Saved data entries
######

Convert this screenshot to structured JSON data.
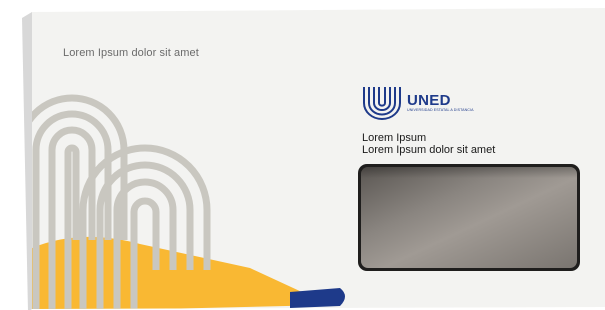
{
  "sender_line": "Lorem Ipsum dolor sit amet",
  "logo": {
    "name": "UNED",
    "tagline": "UNIVERSIDAD ESTATAL A DISTANCIA",
    "icon": "uned-concentric-u-icon"
  },
  "address": {
    "line1": "Lorem Ipsum",
    "line2": "Lorem Ipsum dolor sit amet"
  },
  "colors": {
    "brand_blue": "#1e3a8a",
    "accent_yellow": "#f9b833",
    "pattern_gray": "#c9c7c0",
    "paper": "#f3f3f1"
  }
}
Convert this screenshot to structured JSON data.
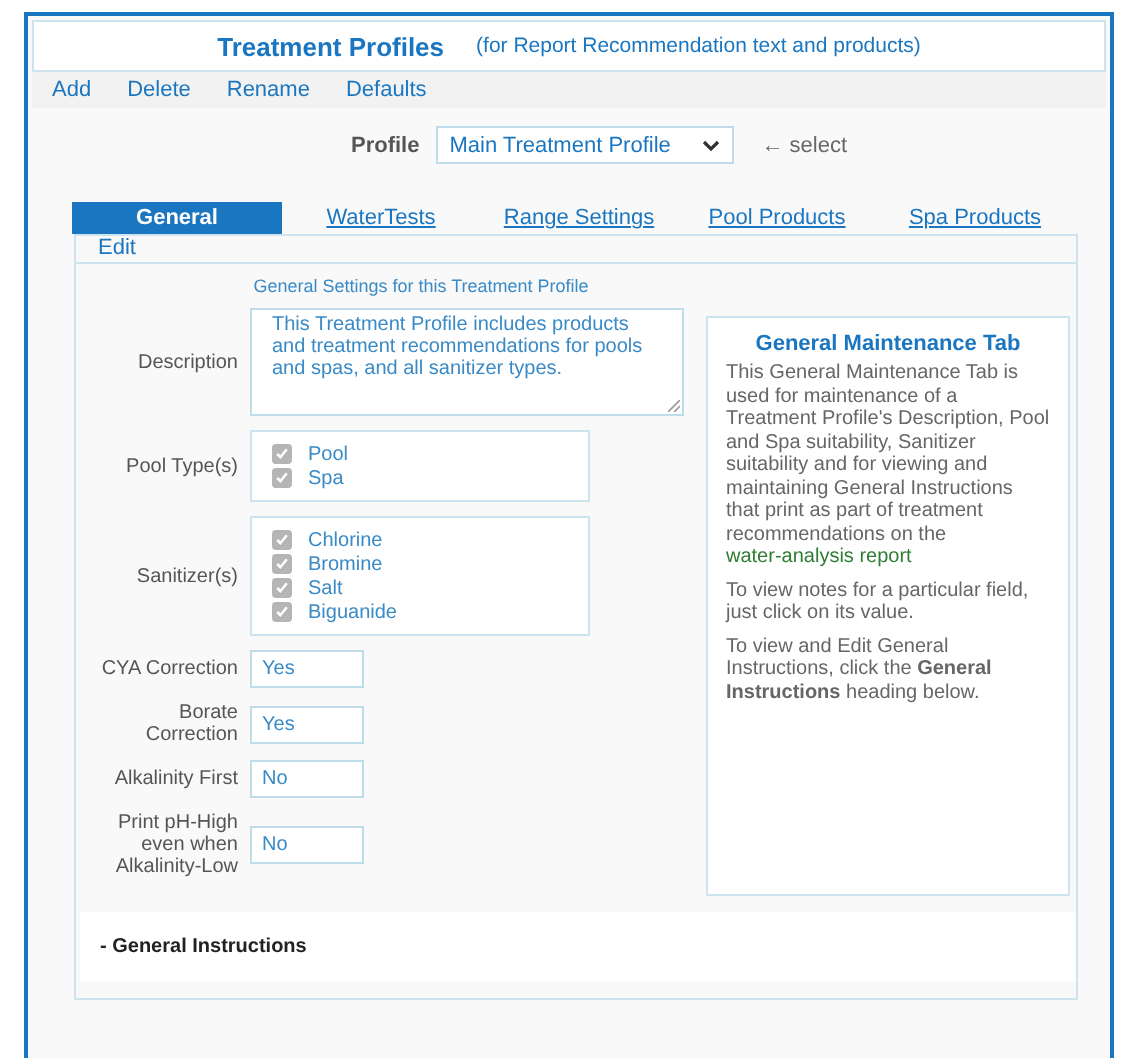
{
  "window": {
    "title": "Treatment Profiles",
    "subtitle": "(for Report Recommendation text and products)"
  },
  "menu": [
    "Add",
    "Delete",
    "Rename",
    "Defaults"
  ],
  "profile": {
    "label": "Profile",
    "value": "Main Treatment Profile",
    "hint": "← select"
  },
  "tabs": [
    {
      "label": "General",
      "selected": true
    },
    {
      "label": "WaterTests",
      "selected": false
    },
    {
      "label": "Range Settings",
      "selected": false
    },
    {
      "label": "Pool Products",
      "selected": false
    },
    {
      "label": "Spa Products",
      "selected": false
    }
  ],
  "edit_link": "Edit",
  "section_title": "General Settings for this Treatment Profile",
  "fields": [
    {
      "kind": "textarea",
      "label": "Description",
      "value": "This Treatment Profile includes products and treatment recommendations for pools and spas, and all sanitizer types."
    },
    {
      "kind": "checklist",
      "label": "Pool Type(s)",
      "options": [
        {
          "label": "Pool",
          "checked": true
        },
        {
          "label": "Spa",
          "checked": true
        }
      ]
    },
    {
      "kind": "checklist",
      "label": "Sanitizer(s)",
      "options": [
        {
          "label": "Chlorine",
          "checked": true
        },
        {
          "label": "Bromine",
          "checked": true
        },
        {
          "label": "Salt",
          "checked": true
        },
        {
          "label": "Biguanide",
          "checked": true
        }
      ]
    },
    {
      "kind": "text",
      "label": "CYA Correction",
      "value": "Yes"
    },
    {
      "kind": "text",
      "label": "Borate Correction",
      "value": "Yes"
    },
    {
      "kind": "text",
      "label": "Alkalinity First",
      "value": "No"
    },
    {
      "kind": "text",
      "label": "Print pH-High even when Alkalinity-Low",
      "value": "No"
    }
  ],
  "help": {
    "title": "General Maintenance Tab",
    "intro": "This General Maintenance Tab is used for maintenance of a Treatment Profile's Description, Pool and Spa suitability, Sanitizer suitability and for viewing and maintaining General Instructions that print as part of treatment recommendations on the",
    "link": "water-analysis report",
    "paragraphs": [
      "To view notes for a particular field, just click on its value.",
      "To view and Edit General Instructions, click the **General Instructions** heading below."
    ]
  },
  "instructions_heading": "- General Instructions"
}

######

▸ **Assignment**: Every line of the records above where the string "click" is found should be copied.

▸ **Task answer**:
      "To view notes for a particular field, just click on its value.",
      "To view and Edit General Instructions, click the **General Instructions** heading below."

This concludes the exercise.